Sunday, October 17, 2010


I have been going to a number of conferences lately. Some have to do with LGBT issues and some have to do with the Emerging Church. All of it has to do with CHANGE. And change is what I try to facilitate as a pastor/priest—the change that comes as a result of being loved by a God who calls us to be better each moment.

While I was still functioning as the pastor of a parish, someone accused me of being a “gay activist”. I was startled by that. I felt that I had been fairly low-key about being lesbian in a congregation. I didn’t demand that the church fly the rainbow banner. I didn’t call for registry with the ‘affirming’ parishes. While a parish priest or a pastor, one cannot, in my mind, be a one-issue person. The demands of serving a parish require what used to be called a “Renaissance Man” or a person who could address a multiplicity of issues. But LGBT issues have been in the view of the Church of late and what I included in sermons was appropriate, I thought, to address the zeitgeist.

But the events of the past couple of months, with the coming to light of numerous deaths by suicide by young gay teens calls for something more than a passing comment in a sermon, or prayers “for those who are alone.” It requires speaking out like the Ft. Worth Councilman Joel Burns and Bishop Gene Robinson have done to preserve our young people who find that they are different.

LGBTQ teens are 4 times more likely to commit suicide than their straight peers. Mostly this is due to just not being able to ‘fit in’. The demand for the young to be acceptable to their peers and/ or their families is often so overwhelming that young people do not know what to do if they find that they are attracted to those of the same sex. Add to that the bullying that is so prevalent in our society (not just in our schools) and the demand by schools and parents that the “gay agenda” be kept from our young, means that LGBTQ kids never get to see good and wholesome LGBT folk to emulate.

Kids know that it isn’t just getting through school. Being gay or lesbian is a life-long recognition that you will always be a minority, that you will never ‘fit in’ and that is crushing to adolescents whose only goal at that point in life is to be just like one’s peers. I have not checked the statistics but I would imagine that the level of depression among LGBT kids is much higher than the average population.

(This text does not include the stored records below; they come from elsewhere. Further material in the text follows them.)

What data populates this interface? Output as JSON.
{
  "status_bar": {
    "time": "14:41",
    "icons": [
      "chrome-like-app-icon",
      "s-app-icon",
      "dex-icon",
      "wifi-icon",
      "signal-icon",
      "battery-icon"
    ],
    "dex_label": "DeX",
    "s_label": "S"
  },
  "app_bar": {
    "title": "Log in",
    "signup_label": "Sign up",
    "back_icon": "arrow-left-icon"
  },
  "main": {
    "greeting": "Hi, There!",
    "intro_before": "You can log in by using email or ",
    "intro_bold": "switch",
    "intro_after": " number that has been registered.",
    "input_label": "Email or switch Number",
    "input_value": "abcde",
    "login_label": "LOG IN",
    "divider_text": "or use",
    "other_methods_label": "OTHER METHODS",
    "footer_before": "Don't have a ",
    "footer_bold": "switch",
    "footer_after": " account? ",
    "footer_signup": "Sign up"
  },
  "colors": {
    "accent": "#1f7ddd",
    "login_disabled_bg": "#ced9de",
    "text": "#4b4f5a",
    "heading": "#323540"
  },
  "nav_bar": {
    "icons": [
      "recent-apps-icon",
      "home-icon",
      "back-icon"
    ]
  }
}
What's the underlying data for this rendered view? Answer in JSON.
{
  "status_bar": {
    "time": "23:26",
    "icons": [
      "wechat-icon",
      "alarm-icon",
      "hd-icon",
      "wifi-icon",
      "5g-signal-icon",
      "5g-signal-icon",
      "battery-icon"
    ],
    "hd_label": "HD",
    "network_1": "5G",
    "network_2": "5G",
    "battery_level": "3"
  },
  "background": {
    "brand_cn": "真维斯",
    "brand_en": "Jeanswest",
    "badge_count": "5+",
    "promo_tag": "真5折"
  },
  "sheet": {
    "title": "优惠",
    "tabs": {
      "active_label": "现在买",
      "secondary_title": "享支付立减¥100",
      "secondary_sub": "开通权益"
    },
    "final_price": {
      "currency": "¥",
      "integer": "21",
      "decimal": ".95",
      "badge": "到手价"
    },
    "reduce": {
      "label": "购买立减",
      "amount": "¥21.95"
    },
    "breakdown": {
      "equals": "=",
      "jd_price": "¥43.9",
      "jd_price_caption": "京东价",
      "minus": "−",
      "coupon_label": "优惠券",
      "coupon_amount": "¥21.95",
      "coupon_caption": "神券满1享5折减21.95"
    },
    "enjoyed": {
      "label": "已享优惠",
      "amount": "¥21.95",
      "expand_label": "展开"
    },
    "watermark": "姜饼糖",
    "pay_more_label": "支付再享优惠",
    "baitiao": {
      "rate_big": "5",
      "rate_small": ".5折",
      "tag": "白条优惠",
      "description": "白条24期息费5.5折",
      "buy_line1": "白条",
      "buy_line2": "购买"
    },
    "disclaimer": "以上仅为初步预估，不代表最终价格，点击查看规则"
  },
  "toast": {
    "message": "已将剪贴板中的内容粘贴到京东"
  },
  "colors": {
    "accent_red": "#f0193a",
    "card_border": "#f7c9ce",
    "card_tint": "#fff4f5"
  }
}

I know that my own bouts of depression were often rooted in my identity and my inability to embrace my own sexuality. They began in 7th grade and did not stop until I came out.

But it is the culture of bulling that most disturbs me. Trash talk is considered de rigure these days. Sit coms are full of it. Even when there are gay-friendly shows, the humor is still about being different, being on the fringe. We use bullying in sports so that we can win. We use bullying just to get the basic needs from institutions in order to get what we want or need. The police bully the ‘bad guys’. Our political candidates resort to smear campaigns and bullying rhetoric. We resort to lawyers who bully to maintain our rights from other bully lawyers and we bully nations as a normal foreign policy.

An adult gay couple of my friends had to move just this week because their neighbors threatened them and the police would not do anything even when there were witnesses to the harassment. I am leery about putting a rainbow ribbon on my car here in TX or fly a rainbow flag or wear rainbow earrings in this environment where macho still reigns.

The problem with bullying is that the only way that bullies will stop is to ‘bully back’. “Might makes right” is learned early on the school ground and is carried on throughout our lives. Personally I am not easily bullied, whether due to size or sharp tongue, I am not always clear. But I do not like when I must “bully back” just to be heard, or just to get what is just or safe. I do not like what I must become to live peacefully in this world.

Christ was not a bully. Even in the anger he displayed in the cleansing of the Temple, Jesus was not a bully. He called people to hear a radical message in which manipulation and force were greeted with humility and generosity—difficult tools in this post-modern age.

Yes, I am an activist in my retirement. I am an activist that says that LGBTQ kids do not have to abort their lives in their teens because there are those who interpret some scriptural passages wrongly and heap it on youngsters grappling with their own image. As a person of faith I must be willing stand against those whose religion says that they can demonize people who are different because they manipulate some 7 passages of Scripture to ostracize those who march to a different drummer.

I live now on the ‘Buckle of the Biblebelt’ and I must be willing to say to the bullies of the religious right that the time has come to say NO to religious exclusivism for the sake of the Gospel.

1 comment:

angela said...

Stand strong. Every time I read about this topic I have a really strong reaction from the Spirit within saying that we need all people everywhere to stand up for these children especially. (recently we discussed what our churches stand for/ how to support lgbtq kids in light of the data--in the Discussions of Religion forum on of all places)

I taught gay students and had no knowledge of my own blocking of sexuality myself. I was very afraid, and yet my parents hadn't taught me prejudice but just didn't say anything.